Where a line contains the word "JSON", copy that line from the records below.

-------- Input records

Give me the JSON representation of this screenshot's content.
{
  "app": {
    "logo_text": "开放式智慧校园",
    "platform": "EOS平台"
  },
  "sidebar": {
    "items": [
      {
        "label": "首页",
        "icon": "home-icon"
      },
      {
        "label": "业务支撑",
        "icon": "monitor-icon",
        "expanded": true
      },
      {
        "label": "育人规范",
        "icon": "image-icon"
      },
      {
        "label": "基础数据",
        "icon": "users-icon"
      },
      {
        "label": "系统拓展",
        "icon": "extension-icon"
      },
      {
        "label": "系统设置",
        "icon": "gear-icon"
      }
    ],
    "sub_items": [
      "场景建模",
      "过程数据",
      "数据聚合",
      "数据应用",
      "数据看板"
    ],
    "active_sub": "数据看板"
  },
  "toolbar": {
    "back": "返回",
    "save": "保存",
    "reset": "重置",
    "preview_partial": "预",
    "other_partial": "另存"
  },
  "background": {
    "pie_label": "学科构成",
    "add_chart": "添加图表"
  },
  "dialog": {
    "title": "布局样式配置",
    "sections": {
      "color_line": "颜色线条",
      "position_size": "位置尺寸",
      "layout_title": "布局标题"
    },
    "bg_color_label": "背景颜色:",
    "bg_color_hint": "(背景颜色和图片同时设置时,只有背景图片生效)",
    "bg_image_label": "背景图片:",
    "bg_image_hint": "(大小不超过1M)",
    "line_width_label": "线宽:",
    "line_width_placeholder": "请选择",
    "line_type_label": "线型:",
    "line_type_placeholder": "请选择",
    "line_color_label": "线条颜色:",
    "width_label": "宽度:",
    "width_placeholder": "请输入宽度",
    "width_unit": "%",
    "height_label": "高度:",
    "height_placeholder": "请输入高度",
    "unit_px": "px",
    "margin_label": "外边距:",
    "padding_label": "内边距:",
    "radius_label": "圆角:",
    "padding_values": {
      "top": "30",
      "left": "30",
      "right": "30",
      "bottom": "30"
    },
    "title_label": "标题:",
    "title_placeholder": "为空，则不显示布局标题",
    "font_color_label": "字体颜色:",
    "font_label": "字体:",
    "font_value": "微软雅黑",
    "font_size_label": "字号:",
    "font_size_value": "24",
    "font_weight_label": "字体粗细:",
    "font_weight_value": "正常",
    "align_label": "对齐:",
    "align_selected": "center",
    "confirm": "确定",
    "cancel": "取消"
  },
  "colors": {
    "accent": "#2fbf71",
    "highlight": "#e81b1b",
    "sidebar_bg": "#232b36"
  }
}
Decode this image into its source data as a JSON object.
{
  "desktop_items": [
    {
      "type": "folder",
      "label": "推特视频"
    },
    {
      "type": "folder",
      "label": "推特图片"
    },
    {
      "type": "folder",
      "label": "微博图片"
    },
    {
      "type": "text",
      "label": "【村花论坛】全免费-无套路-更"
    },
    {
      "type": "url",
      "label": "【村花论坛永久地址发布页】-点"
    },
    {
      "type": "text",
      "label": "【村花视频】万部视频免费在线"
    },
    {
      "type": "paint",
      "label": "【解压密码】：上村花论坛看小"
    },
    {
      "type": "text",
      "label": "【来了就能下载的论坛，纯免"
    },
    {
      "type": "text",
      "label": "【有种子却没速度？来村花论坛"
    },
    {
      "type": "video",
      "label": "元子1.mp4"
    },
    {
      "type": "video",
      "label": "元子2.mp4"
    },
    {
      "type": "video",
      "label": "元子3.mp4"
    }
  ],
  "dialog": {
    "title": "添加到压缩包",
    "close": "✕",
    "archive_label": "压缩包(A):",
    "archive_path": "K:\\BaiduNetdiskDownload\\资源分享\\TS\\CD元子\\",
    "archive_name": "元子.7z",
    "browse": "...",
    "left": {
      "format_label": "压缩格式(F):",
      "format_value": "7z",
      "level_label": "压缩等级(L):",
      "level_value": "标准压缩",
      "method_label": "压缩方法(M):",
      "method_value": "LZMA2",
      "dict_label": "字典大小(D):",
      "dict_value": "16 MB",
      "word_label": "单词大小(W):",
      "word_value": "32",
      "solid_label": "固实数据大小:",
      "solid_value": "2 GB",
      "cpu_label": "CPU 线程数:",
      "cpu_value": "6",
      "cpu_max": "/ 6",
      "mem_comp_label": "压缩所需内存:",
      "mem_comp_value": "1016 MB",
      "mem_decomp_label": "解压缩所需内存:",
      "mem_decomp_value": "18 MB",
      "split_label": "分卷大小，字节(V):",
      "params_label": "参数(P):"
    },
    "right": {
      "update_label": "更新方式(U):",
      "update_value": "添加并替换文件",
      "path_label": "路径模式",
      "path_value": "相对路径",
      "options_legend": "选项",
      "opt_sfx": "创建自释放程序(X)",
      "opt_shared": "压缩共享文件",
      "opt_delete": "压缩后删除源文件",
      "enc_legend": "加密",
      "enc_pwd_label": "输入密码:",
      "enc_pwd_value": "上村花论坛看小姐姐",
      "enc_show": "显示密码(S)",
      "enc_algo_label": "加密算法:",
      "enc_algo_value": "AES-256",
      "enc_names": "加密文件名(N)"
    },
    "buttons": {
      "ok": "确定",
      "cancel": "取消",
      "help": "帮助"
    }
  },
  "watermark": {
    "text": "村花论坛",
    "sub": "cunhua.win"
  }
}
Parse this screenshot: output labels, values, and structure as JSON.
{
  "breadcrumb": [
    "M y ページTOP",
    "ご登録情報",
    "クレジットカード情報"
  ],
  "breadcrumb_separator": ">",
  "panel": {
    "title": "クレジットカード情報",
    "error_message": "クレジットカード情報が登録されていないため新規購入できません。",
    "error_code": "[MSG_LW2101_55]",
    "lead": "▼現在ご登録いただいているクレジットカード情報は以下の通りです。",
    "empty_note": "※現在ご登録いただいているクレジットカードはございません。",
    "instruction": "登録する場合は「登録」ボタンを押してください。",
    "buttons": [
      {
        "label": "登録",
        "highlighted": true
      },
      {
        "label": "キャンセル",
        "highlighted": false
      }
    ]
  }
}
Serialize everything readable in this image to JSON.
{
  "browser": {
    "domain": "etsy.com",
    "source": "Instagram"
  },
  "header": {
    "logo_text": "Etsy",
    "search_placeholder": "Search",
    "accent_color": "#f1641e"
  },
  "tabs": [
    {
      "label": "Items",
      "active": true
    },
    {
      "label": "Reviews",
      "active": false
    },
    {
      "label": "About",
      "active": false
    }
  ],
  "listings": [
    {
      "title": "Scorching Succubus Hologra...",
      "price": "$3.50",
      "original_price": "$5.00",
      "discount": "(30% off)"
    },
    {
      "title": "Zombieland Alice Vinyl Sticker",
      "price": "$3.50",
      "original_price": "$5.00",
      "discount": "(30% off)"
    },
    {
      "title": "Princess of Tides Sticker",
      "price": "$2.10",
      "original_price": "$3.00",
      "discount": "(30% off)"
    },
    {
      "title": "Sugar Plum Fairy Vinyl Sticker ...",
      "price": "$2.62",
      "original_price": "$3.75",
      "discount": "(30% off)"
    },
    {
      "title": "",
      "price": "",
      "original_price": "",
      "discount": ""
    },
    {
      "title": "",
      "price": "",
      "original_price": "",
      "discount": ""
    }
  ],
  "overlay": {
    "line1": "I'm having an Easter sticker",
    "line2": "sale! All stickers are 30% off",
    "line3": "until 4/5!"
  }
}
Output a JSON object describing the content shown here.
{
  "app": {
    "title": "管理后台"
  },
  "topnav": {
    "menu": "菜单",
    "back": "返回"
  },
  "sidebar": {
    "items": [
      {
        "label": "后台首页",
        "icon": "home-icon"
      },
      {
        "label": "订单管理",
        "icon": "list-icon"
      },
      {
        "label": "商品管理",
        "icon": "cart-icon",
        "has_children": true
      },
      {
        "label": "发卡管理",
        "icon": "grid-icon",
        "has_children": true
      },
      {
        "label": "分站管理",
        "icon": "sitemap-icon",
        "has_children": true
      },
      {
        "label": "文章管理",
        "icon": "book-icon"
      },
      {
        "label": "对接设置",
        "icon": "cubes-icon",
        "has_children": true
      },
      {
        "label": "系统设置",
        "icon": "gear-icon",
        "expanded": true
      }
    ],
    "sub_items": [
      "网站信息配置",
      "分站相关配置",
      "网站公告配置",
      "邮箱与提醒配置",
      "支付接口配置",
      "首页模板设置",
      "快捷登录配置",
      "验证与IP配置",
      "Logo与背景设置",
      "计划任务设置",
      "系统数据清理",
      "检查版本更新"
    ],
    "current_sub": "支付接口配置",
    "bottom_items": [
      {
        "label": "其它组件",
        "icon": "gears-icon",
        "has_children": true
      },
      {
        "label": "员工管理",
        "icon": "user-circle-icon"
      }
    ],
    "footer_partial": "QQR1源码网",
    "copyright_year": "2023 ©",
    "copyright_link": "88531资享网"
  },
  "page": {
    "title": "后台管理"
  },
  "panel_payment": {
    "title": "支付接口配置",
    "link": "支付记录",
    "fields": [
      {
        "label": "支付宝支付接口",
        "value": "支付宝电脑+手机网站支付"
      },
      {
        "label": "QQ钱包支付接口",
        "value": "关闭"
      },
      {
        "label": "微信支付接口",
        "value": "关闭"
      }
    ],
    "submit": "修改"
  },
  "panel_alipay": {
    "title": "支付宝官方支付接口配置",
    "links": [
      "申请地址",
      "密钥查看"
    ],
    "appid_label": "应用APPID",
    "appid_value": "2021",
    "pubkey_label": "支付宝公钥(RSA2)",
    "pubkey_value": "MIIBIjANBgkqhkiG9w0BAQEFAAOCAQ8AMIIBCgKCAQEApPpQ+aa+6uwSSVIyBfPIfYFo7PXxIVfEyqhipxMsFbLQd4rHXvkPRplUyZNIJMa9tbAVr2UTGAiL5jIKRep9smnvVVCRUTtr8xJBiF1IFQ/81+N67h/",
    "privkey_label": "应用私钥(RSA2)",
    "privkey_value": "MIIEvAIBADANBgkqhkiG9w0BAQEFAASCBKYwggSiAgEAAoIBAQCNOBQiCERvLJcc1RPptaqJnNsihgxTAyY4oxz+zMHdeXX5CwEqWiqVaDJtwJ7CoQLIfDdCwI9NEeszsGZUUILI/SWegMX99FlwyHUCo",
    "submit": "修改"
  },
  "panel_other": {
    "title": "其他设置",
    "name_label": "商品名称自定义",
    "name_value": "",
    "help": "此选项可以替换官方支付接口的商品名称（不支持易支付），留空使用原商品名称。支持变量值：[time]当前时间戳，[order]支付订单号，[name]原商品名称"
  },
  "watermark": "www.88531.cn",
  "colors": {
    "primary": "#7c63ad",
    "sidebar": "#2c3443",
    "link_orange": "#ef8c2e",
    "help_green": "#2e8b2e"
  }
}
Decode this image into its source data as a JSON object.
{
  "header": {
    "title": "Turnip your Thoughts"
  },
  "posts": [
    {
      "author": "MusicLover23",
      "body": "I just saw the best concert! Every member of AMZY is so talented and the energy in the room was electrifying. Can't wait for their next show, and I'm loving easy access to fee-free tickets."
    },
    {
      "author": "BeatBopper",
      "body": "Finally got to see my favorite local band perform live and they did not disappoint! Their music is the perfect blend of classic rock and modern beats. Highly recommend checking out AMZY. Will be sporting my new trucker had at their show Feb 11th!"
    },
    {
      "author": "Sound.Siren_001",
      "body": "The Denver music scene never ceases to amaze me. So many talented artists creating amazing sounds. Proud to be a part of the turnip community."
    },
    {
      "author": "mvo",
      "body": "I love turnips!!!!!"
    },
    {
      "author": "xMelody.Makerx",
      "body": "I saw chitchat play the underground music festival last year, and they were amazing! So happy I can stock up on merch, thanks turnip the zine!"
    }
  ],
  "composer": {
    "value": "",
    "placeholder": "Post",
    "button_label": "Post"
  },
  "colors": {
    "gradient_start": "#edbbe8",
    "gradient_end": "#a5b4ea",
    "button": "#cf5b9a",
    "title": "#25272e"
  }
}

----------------

**Result of the exercise**:
Give me the JSON representation of this screenshot's content.
Decode this image into its source data as a JSON object.
Parse this screenshot: output labels, values, and structure as JSON.
Serialize everything readable in this image to JSON.
Output a JSON object describing the content shown here.
Decode this image into its source data as a JSON object.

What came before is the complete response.